Using molecular genetics to gain insight into allopatric and sympatric speciation of topshells and their parasitic trematodes
Donald, Kirsten; Spencer, Hamish
Prevailing theory suggests that many parasite species have evolved in tight congruence with their hosts, with the parasite phylogeny mirroring that of the host. This theory is based largely on studies of host-parasite interactions between species where strong links would be expected. For example, the highly congruent evolutionary trees of procellariform seabirds and their feather lice (Paterson et al., 1993) are expected as oceanic seabirds breed in large, often monospecific, colonies and lice do not survive long away from their host. Consequently, in this case, there are few opportunities for host switching. Our research employs molecular techniques to test the theory of tight host-parasite congruence in a host-parasite system where high host specificity is not necessarily expected; Trochoidea (topshell snails) and digenean trematodes (flatworms). Due to the fine-scale sympatry of the topshell hosts and the complex life cycle of digeneans, the parasites are likely to encounter a range of potential hosts, allowing ample opportunity for host-switching. Topshells belonging to the genera Melagraphia and Diloma are ubiquitous in the New Zealand intertidal zone, with seven species currently recognised. Six of these species are endemic, the exception being D. nigerrima, which also occurs in Chile. Related topshells are found in other parts of the Pacific, most notably along the southern coast of Australia, where seven species are classified as belonging to the genus Austrocochlea. Despite different topshell species having slightly different ecological requirements, species may exist in sympatry e.g. during a preliminary study at Purakaunui Inlet, near Dunedin, six species were found within a 20 m radius. Melagraphia, Diloma and Austrocochlea are all potential first-intermediate hosts of digenean trematodes, which infest the snail’s digestive gland. During their life cycle digeneans usually parasitise three hosts. The second-intermediate and definitive hosts of these digeneans are unknown, but are likely to be a crustacean and a fish, respectively. Digenean eggs are shed into the water column in the faeces of the definitive host and so, due to the sympatric nature of topshell distribution, developing larvae are likely to encounter a number of potential host species and opportunities for host-switching are great. Topshell phylogeny is currently unresolved, with poorly defined generic boundaries and digenean phylogeny is even less well understood; digeneans which parasitise Melagraphia, Diloma and Austrocochlea consist of a single morphotype which has tentatively been placed in Opecoelidae (Clark, 1958; Miller and Poulin, 2001). Species assignments and phylogenies of both topshells and their digeneans trematodes are being resolved using DNA sequence data. Questions concerning the dispersal, biogeography and evolution of both host and parasite are being addressed by analysing this molecular data in conjunction with data on their geographic distributions. Ultimately the goal of this research is to answer questions about the co-evolution of topshells and their parasites, such as: are the two trees congruent? is there evidence of host-switching and host-addition?

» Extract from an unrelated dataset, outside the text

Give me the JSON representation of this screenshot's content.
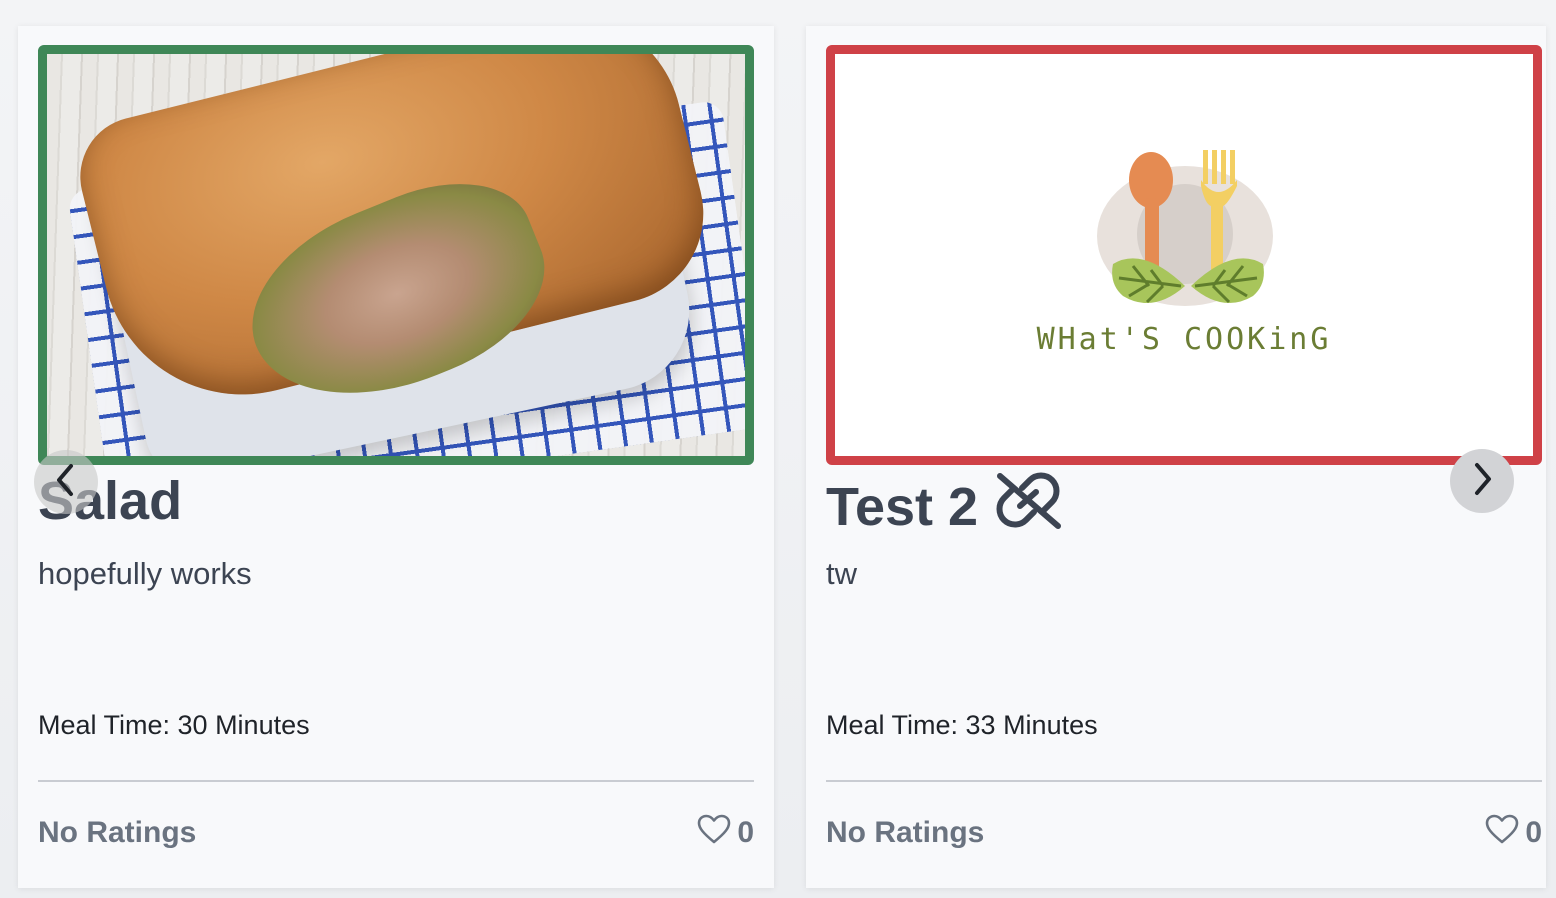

Conference: 15th Annual Colloquium of the Spatial Information Research Centre (SIRC 2003: Land, Place and Space), Dunedin, New Zealand
Research Type: Conference or Workshop Item (Paper)